Chasing the Northern Lights

Today’s Post by Barry Staver

I’ve only experienced one other photography challenge as great as capturing Northern Lights – shooting underwater images.

Understanding fireworks photography is a good starting point because both have similar parameters. The first hurdle to overcome is camera stability and the need for a solid tripod. Second, you need to further insure against blurred images by using the shutter delay setting found in the camera menus or by using a remote shutter trigger. Third, requires manually pre-focusing the camera, setting the f/stop and shutter speed which means disabling all the automatic settings we’re accustomed to using.

We need to also factor in the cold weather, as Northern Lights are normally seen and photographed in the winter in the extreme northern or southern tips of the planet. Fireworks are normally photographed during a warm summer night in July. Not only do you have to keep yourself warm but camera batteries drain quickly when exposed to cold. I kept extra batteries warm inside shirt pockets inside of a thermal suit.

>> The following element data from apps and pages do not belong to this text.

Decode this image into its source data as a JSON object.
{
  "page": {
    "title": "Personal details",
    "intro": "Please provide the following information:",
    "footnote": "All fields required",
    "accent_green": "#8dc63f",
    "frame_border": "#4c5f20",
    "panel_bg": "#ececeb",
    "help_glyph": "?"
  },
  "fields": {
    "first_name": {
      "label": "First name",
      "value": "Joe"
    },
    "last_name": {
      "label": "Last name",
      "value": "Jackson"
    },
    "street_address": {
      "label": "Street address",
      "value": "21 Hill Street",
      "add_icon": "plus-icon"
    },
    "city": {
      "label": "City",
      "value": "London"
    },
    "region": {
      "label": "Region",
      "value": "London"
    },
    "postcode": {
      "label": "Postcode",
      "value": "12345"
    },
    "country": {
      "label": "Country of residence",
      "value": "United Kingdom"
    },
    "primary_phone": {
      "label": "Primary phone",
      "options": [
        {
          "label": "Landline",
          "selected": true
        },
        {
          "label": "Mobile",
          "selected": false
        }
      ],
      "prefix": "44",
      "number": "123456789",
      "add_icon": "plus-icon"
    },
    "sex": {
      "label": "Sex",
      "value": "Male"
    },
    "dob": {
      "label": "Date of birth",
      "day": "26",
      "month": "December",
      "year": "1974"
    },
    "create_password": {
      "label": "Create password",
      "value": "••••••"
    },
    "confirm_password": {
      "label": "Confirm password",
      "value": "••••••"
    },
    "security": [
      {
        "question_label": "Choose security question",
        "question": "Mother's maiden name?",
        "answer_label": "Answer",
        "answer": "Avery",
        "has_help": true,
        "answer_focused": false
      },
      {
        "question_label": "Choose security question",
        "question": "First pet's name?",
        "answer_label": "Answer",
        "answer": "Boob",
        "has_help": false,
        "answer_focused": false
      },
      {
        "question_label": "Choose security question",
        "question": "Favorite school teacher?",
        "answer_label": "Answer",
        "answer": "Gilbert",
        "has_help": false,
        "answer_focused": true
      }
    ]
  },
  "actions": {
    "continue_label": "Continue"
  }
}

My Bucket List adventure took place near Tromso, Norway. Temperature was in the low 20’s Fahrenheit. First photograph shows two groups of photographers on the shore shooting toward the water, yet another incredible display of the “Green Lady” is right behind them. That was one “nice problem” to have – light displays in front, behind, often directly overhead. This meant an almost constant refocusing of the camera, as merely moving and rotating it on the tripod while wearing gloves tended to bump and change the focus ring. In hindsight, I should have set the focus and gaffer taped the focus ring in place.

A great advantage of digital photography is the ability to quickly review images, make any necessary corrections for focus, exposure, and get right back to shooting. The first image was a four second exposure with a Lumix GH4, ISO at 1250, 12-35mm Lumix lens set to it’s widest aperture, f/2.8.

Second shot is looking out over the ice-covered fjord, catching the green reflection on the water and ice surface. Same camera, lens, and ISO. Shutter speed reduced to 2.5 seconds.


Barry along with Joe Farace is co-author of Better Available Light Digital Photography that’s now out-of-print with new copies available at collector (high) prices or used copies for giveaway prices, only $7 as I write this, from Amazon.